TO DO: Would you retype every entry that follows without altering a word?

MATERIAL PROVIDED:
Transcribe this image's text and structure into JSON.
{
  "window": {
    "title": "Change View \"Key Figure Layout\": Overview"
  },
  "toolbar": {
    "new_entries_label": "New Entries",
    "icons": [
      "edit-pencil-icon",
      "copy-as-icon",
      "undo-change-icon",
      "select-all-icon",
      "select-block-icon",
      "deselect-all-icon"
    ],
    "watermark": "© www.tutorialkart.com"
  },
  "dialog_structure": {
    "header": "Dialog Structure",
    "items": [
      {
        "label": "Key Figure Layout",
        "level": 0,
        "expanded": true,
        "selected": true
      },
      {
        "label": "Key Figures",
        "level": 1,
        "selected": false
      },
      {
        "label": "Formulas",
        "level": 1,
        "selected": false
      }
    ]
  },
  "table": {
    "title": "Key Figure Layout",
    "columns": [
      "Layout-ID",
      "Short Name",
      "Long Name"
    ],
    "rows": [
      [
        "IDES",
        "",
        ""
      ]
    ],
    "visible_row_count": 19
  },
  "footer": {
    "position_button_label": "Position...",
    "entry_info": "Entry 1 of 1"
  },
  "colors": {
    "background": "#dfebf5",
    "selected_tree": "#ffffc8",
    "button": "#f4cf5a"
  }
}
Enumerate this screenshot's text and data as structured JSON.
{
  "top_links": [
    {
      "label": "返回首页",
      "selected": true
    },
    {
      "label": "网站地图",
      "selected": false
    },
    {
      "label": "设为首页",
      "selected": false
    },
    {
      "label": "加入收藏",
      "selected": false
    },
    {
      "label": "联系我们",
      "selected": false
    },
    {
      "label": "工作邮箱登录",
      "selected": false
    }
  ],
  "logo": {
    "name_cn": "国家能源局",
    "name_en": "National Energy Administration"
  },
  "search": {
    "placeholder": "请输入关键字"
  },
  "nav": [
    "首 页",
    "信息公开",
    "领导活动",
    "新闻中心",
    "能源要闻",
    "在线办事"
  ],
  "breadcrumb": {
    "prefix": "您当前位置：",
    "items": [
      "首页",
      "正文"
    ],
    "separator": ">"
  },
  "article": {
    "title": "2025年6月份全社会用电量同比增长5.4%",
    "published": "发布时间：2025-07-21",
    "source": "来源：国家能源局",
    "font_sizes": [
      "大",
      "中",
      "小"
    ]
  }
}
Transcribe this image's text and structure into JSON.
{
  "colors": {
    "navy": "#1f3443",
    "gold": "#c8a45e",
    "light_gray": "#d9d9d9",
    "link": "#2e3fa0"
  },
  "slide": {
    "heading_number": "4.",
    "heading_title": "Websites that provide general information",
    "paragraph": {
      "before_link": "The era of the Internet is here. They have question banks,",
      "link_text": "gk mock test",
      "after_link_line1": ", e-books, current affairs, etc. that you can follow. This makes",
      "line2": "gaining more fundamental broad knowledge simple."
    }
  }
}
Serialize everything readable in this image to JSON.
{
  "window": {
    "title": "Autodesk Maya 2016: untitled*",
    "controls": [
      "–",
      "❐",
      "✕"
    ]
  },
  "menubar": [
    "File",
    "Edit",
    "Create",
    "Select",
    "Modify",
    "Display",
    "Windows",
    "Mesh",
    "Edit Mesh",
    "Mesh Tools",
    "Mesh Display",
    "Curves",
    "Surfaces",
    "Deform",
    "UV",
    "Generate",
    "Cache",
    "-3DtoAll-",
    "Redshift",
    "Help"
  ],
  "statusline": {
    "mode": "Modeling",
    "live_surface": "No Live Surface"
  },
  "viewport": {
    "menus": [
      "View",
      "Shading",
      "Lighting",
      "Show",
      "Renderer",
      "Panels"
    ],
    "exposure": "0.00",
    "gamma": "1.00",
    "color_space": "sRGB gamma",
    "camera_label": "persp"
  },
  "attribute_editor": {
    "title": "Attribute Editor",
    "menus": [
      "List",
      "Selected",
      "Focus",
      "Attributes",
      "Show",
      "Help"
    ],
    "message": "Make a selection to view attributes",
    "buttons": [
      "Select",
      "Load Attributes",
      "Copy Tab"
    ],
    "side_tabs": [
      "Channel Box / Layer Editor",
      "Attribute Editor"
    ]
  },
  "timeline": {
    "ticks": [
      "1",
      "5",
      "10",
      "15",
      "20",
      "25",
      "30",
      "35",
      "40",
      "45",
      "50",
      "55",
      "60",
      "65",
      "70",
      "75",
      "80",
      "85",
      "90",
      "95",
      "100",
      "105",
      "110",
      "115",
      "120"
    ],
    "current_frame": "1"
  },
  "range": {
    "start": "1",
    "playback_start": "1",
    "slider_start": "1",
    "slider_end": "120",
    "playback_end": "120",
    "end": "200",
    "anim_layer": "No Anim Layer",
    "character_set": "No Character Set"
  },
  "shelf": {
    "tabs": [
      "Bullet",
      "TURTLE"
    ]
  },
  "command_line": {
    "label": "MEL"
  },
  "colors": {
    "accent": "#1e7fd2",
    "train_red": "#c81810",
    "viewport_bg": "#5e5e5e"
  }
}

COMPLETED TASK:
Transcribe this image's text and structure into JSON.
{
  "window": {
    "title": "Change View \"Key Figure Layout\": Overview"
  },
  "toolbar": {
    "new_entries_label": "New Entries",
    "icons": [
      "edit-pencil-icon",
      "copy-as-icon",
      "undo-change-icon",
      "select-all-icon",
      "select-block-icon",
      "deselect-all-icon"
    ],
    "watermark": "© www.tutorialkart.com"
  },
  "dialog_structure": {
    "header": "Dialog Structure",
    "items": [
      {
        "label": "Key Figure Layout",
        "level": 0,
        "expanded": true,
        "selected": true
      },
      {
        "label": "Key Figures",
        "level": 1,
        "selected": false
      },
      {
        "label": "Formulas",
        "level": 1,
        "selected": false
      }
    ]
  },
  "table": {
    "title": "Key Figure Layout",
    "columns": [
      "Layout-ID",
      "Short Name",
      "Long Name"
    ],
    "rows": [
      [
        "IDES",
        "",
        ""
      ]
    ],
    "visible_row_count": 19
  },
  "footer": {
    "position_button_label": "Position...",
    "entry_info": "Entry 1 of 1"
  },
  "colors": {
    "background": "#dfebf5",
    "selected_tree": "#ffffc8",
    "button": "#f4cf5a"
  }
}
Enumerate this screenshot's text and data as structured JSON.
{
  "top_links": [
    {
      "label": "返回首页",
      "selected": true
    },
    {
      "label": "网站地图",
      "selected": false
    },
    {
      "label": "设为首页",
      "selected": false
    },
    {
      "label": "加入收藏",
      "selected": false
    },
    {
      "label": "联系我们",
      "selected": false
    },
    {
      "label": "工作邮箱登录",
      "selected": false
    }
  ],
  "logo": {
    "name_cn": "国家能源局",
    "name_en": "National Energy Administration"
  },
  "search": {
    "placeholder": "请输入关键字"
  },
  "nav": [
    "首 页",
    "信息公开",
    "领导活动",
    "新闻中心",
    "能源要闻",
    "在线办事"
  ],
  "breadcrumb": {
    "prefix": "您当前位置：",
    "items": [
      "首页",
      "正文"
    ],
    "separator": ">"
  },
  "article": {
    "title": "2025年6月份全社会用电量同比增长5.4%",
    "published": "发布时间：2025-07-21",
    "source": "来源：国家能源局",
    "font_sizes": [
      "大",
      "中",
      "小"
    ]
  }
}
Transcribe this image's text and structure into JSON.
{
  "colors": {
    "navy": "#1f3443",
    "gold": "#c8a45e",
    "light_gray": "#d9d9d9",
    "link": "#2e3fa0"
  },
  "slide": {
    "heading_number": "4.",
    "heading_title": "Websites that provide general information",
    "paragraph": {
      "before_link": "The era of the Internet is here. They have question banks,",
      "link_text": "gk mock test",
      "after_link_line1": ", e-books, current affairs, etc. that you can follow. This makes",
      "line2": "gaining more fundamental broad knowledge simple."
    }
  }
}
Serialize everything readable in this image to JSON.
{
  "window": {
    "title": "Autodesk Maya 2016: untitled*",
    "controls": [
      "–",
      "❐",
      "✕"
    ]
  },
  "menubar": [
    "File",
    "Edit",
    "Create",
    "Select",
    "Modify",
    "Display",
    "Windows",
    "Mesh",
    "Edit Mesh",
    "Mesh Tools",
    "Mesh Display",
    "Curves",
    "Surfaces",
    "Deform",
    "UV",
    "Generate",
    "Cache",
    "-3DtoAll-",
    "Redshift",
    "Help"
  ],
  "statusline": {
    "mode": "Modeling",
    "live_surface": "No Live Surface"
  },
  "viewport": {
    "menus": [
      "View",
      "Shading",
      "Lighting",
      "Show",
      "Renderer",
      "Panels"
    ],
    "exposure": "0.00",
    "gamma": "1.00",
    "color_space": "sRGB gamma",
    "camera_label": "persp"
  },
  "attribute_editor": {
    "title": "Attribute Editor",
    "menus": [
      "List",
      "Selected",
      "Focus",
      "Attributes",
      "Show",
      "Help"
    ],
    "message": "Make a selection to view attributes",
    "buttons": [
      "Select",
      "Load Attributes",
      "Copy Tab"
    ],
    "side_tabs": [
      "Channel Box / Layer Editor",
      "Attribute Editor"
    ]
  },
  "timeline": {
    "ticks": [
      "1",
      "5",
      "10",
      "15",
      "20",
      "25",
      "30",
      "35",
      "40",
      "45",
      "50",
      "55",
      "60",
      "65",
      "70",
      "75",
      "80",
      "85",
      "90",
      "95",
      "100",
      "105",
      "110",
      "115",
      "120"
    ],
    "current_frame": "1"
  },
  "range": {
    "start": "1",
    "playback_start": "1",
    "slider_start": "1",
    "slider_end": "120",
    "playback_end": "120",
    "end": "200",
    "anim_layer": "No Anim Layer",
    "character_set": "No Character Set"
  },
  "shelf": {
    "tabs": [
      "Bullet",
      "TURTLE"
    ]
  },
  "command_line": {
    "label": "MEL"
  },
  "colors": {
    "accent": "#1e7fd2",
    "train_red": "#c81810",
    "viewport_bg": "#5e5e5e"
  }
}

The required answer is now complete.